Further, as Miller’s talk made clear: Much of the work that we put into our teaching cannot be evaluated, or even accessed, via the two most common strategies that institutions use to evaluate our teaching effectiveness of their faculty: student evaluations and peer observations.
Whether you are a faculty member reading this or an administrator, I would encourage you to repeat Miller’s exercise for yourself or encourage your faculty to do so. Affirm on your campus the need to measure teaching effectiveness in multiple ways. Make sure that message is clear to the people who most need to hear it — that is, those with the authority to hire and fire, promote or deny, reward or punish.
Ideally, your institution (or department) will respond to this exercise with a desire to create a comprehensive and fair means of evaluating teaching. In her talk, Miller offered three models to consider:
- Three research institutions — the Universities of Massachusetts, Colorado, and Kansas — have created the TEval project, to explore ways to evaluate teaching at the sort of campus where it can get short shrift, compared with research. The group’s website includes links to research on teaching evaluation, as well as rubrics and models that could be adapted at other campuses.
- In Britain, the Royal Academy of Engineering has developed the "Career Framework for University Teaching." It includes a category called "Spheres of Influence," to assess the impact of good teaching practices in a way that parallels how we evaluate the reach of our scholarship. Excellent teachers, in addition to making an impact on the lives of their students, can influence their colleagues across academe, and contribute to the advancement of teaching. The framework provides guidance in acknowledging that important work.
- If your campus uses peer observation of teaching, the Faculty Innovation Center at the University of Texas at Austin offers a robust set of resources for understanding how to do it well.
Of course any research university looking to improve on this front could look to a teaching-intensive college like my own. Our sector of academe features plenty of models for evaluating teaching in a comprehensive way.
My stint on the tenure committee involved more than just flipping through course evaluations and observing my colleagues in their classrooms. I spent far more time reviewing their syllabi and other course documents, reading carefully the long self-evaluations they wrote about their teaching practices, paging through letters of reference and testimonials from current and former students, and more.
But even at teaching-intensive colleges like mine, just piling on lots of documentation to the process doesn’t resolve all of the challenges raised by the attempt to evaluate teaching effectiveness.
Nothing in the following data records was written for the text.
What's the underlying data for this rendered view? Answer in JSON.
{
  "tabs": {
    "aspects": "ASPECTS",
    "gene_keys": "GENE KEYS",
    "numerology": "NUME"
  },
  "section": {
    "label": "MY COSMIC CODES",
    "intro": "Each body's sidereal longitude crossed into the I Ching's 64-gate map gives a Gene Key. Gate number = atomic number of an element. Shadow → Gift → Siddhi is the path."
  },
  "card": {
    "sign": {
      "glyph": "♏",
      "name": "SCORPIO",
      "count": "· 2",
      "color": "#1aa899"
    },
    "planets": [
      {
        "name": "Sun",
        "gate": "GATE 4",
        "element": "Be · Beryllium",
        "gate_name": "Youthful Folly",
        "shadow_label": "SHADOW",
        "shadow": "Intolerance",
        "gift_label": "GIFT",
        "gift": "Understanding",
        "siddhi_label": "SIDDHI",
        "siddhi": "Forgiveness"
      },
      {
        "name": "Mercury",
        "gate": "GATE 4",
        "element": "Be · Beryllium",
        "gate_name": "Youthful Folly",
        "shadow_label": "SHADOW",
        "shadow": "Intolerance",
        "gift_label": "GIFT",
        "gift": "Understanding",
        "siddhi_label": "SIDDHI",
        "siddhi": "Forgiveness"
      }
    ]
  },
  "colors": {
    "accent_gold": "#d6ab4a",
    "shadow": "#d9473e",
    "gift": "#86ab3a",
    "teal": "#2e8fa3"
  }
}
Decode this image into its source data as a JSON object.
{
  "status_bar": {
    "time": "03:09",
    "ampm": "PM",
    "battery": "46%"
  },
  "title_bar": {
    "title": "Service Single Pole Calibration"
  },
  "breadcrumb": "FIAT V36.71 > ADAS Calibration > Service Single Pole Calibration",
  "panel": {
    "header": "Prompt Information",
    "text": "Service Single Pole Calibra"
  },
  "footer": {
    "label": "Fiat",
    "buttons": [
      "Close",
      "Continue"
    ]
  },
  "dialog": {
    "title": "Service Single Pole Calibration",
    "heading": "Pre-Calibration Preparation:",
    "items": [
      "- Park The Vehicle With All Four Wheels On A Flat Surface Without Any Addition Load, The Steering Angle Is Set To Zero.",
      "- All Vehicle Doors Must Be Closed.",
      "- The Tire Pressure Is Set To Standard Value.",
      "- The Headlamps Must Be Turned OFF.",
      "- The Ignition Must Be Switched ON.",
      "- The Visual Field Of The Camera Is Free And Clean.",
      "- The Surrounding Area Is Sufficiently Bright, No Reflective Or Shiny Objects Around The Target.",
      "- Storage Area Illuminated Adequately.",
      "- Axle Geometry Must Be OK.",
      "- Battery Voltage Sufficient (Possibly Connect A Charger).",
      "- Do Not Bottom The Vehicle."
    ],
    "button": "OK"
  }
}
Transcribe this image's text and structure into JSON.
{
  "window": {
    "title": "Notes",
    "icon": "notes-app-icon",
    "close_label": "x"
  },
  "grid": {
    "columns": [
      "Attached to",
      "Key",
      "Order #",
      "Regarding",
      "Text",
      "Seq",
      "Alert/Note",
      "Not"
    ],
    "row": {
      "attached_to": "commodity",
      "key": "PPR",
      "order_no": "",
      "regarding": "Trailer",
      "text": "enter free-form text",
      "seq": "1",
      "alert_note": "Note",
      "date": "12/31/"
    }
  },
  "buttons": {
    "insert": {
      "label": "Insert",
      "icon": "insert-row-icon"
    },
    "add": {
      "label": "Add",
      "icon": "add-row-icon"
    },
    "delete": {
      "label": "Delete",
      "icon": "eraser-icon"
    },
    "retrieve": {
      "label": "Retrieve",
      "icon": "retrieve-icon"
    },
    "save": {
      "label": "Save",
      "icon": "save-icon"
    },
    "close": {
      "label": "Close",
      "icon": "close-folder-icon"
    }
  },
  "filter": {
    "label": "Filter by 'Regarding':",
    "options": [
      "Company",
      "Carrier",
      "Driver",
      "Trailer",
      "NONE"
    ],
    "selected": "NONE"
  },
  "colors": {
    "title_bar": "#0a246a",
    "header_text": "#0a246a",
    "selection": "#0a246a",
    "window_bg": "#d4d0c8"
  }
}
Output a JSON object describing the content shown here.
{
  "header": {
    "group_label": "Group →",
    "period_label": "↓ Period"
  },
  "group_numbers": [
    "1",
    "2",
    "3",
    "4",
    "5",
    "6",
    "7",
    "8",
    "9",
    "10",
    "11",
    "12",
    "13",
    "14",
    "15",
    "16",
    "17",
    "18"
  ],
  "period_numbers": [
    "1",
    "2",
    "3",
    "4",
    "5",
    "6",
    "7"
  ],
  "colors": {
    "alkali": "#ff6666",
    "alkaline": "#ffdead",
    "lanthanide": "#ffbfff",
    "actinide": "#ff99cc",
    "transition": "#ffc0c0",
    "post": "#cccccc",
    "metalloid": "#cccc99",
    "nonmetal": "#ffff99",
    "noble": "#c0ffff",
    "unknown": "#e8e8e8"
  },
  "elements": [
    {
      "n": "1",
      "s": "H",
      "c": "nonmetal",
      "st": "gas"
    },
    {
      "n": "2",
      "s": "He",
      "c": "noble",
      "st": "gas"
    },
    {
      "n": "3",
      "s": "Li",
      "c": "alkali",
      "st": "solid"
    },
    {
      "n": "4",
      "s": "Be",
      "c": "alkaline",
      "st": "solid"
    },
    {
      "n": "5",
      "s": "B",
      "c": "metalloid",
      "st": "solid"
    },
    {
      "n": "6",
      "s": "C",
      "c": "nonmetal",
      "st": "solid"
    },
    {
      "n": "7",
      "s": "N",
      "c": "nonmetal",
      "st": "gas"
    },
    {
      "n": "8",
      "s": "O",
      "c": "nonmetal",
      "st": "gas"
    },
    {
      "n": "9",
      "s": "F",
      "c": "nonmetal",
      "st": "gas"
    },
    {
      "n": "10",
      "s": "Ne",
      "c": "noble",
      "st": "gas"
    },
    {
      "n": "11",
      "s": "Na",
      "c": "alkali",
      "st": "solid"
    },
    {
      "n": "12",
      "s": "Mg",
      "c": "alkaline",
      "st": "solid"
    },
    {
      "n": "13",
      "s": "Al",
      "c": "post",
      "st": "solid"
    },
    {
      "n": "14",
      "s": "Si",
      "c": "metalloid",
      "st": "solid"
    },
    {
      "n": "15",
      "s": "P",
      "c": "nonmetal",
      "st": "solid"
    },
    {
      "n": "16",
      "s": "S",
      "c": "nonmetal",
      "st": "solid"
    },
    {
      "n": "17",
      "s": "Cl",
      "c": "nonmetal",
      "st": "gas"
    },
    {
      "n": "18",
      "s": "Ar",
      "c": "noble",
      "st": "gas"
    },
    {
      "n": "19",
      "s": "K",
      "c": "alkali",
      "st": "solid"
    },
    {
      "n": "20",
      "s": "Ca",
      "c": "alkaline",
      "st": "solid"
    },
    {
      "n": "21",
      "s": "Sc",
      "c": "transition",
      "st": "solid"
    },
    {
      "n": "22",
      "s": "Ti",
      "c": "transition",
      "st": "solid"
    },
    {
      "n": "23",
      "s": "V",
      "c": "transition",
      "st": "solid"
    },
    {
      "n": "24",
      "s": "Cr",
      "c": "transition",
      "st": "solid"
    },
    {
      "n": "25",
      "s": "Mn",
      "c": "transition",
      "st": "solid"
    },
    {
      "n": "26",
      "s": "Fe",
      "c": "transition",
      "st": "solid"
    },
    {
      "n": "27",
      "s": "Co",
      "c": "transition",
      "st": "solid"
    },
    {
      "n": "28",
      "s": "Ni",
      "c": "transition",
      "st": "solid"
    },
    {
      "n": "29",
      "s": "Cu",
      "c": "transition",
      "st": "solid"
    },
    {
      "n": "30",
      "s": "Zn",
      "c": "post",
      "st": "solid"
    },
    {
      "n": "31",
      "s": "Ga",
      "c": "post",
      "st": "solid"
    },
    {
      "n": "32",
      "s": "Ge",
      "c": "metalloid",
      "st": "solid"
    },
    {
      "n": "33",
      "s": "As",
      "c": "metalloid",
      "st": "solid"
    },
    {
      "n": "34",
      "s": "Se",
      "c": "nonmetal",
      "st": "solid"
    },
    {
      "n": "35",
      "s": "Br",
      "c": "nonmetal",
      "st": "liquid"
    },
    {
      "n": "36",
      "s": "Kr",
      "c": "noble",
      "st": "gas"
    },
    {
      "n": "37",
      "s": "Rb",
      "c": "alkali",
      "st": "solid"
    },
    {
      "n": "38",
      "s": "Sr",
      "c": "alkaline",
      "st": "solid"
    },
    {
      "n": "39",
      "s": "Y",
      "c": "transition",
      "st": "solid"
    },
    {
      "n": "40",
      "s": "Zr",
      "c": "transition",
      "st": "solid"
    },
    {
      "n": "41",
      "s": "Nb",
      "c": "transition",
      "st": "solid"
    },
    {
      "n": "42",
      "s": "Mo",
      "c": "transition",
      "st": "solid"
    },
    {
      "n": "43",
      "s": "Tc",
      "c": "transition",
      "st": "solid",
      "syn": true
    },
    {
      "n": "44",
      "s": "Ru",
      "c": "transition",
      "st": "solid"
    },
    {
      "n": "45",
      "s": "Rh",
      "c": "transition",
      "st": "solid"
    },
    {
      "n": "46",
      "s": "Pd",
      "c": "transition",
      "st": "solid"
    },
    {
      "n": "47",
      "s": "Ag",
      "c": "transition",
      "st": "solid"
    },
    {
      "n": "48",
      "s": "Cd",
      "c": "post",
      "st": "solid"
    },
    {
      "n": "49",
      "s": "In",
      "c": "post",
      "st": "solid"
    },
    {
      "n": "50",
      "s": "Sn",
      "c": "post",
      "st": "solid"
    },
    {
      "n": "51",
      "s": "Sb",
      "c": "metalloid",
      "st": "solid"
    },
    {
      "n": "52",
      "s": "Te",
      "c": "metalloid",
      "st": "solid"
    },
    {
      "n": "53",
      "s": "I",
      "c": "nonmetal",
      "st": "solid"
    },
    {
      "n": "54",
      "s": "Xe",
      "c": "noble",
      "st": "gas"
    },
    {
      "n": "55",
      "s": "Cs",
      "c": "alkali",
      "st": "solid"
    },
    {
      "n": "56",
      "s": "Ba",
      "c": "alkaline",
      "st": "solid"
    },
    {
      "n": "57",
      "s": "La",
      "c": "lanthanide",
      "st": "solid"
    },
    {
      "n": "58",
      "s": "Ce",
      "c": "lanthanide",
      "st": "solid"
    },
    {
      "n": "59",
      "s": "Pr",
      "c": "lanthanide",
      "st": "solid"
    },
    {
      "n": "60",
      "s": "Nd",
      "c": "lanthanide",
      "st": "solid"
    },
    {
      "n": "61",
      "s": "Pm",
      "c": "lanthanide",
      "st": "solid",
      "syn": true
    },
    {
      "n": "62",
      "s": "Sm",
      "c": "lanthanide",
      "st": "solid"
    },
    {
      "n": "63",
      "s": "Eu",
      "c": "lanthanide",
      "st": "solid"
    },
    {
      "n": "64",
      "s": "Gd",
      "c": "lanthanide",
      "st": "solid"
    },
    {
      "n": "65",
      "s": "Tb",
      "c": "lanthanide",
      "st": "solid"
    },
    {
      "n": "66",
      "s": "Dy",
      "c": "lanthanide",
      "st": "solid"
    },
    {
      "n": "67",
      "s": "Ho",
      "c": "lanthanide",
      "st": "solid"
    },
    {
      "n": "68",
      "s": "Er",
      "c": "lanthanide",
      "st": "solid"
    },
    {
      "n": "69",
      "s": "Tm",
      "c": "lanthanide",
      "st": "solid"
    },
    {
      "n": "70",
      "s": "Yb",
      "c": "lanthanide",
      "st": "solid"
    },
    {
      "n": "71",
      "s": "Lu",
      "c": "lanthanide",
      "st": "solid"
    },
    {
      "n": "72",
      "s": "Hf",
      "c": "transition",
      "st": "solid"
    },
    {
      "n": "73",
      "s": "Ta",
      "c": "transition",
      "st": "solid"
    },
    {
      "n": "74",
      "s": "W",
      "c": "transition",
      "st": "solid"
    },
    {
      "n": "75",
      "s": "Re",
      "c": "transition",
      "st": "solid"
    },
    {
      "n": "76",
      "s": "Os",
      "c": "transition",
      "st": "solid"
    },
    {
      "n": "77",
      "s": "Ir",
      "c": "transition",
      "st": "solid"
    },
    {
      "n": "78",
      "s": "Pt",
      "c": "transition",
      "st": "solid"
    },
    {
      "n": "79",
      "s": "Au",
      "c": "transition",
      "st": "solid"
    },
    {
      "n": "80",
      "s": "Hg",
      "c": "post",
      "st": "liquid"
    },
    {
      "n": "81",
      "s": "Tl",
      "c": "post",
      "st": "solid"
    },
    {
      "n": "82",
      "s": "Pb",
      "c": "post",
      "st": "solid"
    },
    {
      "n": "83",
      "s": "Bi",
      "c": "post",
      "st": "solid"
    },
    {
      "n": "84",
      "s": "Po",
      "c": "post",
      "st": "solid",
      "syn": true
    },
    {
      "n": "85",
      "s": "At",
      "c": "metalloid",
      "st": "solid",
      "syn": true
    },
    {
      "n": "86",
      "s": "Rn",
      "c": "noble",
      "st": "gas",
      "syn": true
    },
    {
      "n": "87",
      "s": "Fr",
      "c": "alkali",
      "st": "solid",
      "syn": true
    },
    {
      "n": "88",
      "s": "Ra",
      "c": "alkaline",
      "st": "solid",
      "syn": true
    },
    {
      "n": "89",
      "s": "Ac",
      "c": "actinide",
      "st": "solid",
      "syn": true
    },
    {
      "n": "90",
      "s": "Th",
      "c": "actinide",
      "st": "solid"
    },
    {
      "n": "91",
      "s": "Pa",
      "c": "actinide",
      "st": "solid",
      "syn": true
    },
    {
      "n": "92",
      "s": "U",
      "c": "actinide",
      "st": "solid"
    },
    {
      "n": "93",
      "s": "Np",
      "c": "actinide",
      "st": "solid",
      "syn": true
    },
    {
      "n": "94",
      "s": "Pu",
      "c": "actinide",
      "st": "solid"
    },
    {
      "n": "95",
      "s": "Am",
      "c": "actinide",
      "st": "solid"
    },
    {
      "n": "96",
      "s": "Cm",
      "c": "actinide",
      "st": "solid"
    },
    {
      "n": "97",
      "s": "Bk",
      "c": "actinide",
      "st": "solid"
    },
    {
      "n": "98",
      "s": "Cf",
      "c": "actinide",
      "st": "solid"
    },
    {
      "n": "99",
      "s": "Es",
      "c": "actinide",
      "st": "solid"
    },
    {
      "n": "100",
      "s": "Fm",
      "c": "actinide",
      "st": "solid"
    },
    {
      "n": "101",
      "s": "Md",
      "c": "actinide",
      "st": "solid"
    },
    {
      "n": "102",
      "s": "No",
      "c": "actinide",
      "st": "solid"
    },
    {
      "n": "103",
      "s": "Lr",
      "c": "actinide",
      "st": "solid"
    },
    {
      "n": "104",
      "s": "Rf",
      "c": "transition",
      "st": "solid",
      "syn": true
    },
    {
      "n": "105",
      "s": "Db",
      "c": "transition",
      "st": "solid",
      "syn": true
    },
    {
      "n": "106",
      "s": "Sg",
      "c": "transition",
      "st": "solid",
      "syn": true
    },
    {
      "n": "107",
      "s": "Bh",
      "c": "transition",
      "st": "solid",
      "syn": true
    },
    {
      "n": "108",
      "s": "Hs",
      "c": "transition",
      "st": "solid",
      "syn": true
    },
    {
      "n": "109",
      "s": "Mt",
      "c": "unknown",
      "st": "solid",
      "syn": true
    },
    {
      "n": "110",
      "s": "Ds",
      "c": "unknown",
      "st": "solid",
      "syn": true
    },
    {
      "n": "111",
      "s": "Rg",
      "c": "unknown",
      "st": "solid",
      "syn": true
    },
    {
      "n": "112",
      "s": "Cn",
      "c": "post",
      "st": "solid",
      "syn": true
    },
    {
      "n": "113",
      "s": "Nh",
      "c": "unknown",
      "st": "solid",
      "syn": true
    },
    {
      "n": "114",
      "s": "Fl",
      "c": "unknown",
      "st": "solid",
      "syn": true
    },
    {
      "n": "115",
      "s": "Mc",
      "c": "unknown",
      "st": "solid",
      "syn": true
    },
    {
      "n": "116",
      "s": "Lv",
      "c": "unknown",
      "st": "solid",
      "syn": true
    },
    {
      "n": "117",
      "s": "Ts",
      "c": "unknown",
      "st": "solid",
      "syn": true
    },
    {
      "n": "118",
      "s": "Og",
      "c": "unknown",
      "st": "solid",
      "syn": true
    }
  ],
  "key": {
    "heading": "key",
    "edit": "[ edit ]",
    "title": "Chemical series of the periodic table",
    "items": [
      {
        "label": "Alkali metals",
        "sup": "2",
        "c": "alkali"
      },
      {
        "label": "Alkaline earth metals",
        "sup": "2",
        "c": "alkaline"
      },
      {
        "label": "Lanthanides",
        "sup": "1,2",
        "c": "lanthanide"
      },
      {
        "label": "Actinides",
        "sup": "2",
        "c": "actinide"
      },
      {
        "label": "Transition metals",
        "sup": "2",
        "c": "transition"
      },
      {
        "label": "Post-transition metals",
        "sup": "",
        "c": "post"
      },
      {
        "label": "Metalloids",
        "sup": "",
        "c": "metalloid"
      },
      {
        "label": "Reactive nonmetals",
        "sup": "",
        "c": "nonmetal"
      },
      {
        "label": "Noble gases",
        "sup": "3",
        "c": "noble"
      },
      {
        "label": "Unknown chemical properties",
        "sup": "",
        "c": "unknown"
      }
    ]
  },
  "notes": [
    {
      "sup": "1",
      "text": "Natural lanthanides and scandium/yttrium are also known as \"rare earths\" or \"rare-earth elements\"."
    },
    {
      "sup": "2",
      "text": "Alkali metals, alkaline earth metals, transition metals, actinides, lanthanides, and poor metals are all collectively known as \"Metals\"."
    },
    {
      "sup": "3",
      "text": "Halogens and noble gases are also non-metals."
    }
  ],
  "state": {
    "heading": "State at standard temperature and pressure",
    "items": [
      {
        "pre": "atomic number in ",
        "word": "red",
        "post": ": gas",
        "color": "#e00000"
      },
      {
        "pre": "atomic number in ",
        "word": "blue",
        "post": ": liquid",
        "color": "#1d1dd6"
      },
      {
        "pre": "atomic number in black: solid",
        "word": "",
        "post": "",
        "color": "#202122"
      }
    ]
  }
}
Evidence doesn’t speak for itself, after all — it needs informed experts who can analyze and understand what the data means. What story does the evidence tell about the teacher’s work? What does it show about how much students have learned?
Understanding how to gather and evaluate evidence of good teaching strikes me as a fundamental and ongoing challenge for all of higher education. Very few academic administrators or tenure-committee members will bring to those roles professional training or scholarly backgrounds in the evaluation of teaching — or in the practice of teaching, for that matter.
Part of the process ought to include training people in how to assess teaching fairly, or we risk basing promotion decisions on the classroom preferences or gut instincts of the evaluators.
It takes time to evaluate teaching well — and time usually requires financial investment. Those are significant obstacles, and they won’t be overcome unless academe is willing to set aside its reliance on easy but dubious methods and take the evaluation of good teaching seriously.
James M. Lang is a professor of English and director of the D’Amour Center for Teaching Excellence at Assumption College in Worcester, Mass. He is the author of Small Teaching: Everyday Lessons From the Science of Learning. Follow him on Twitter at @LangOnCourse.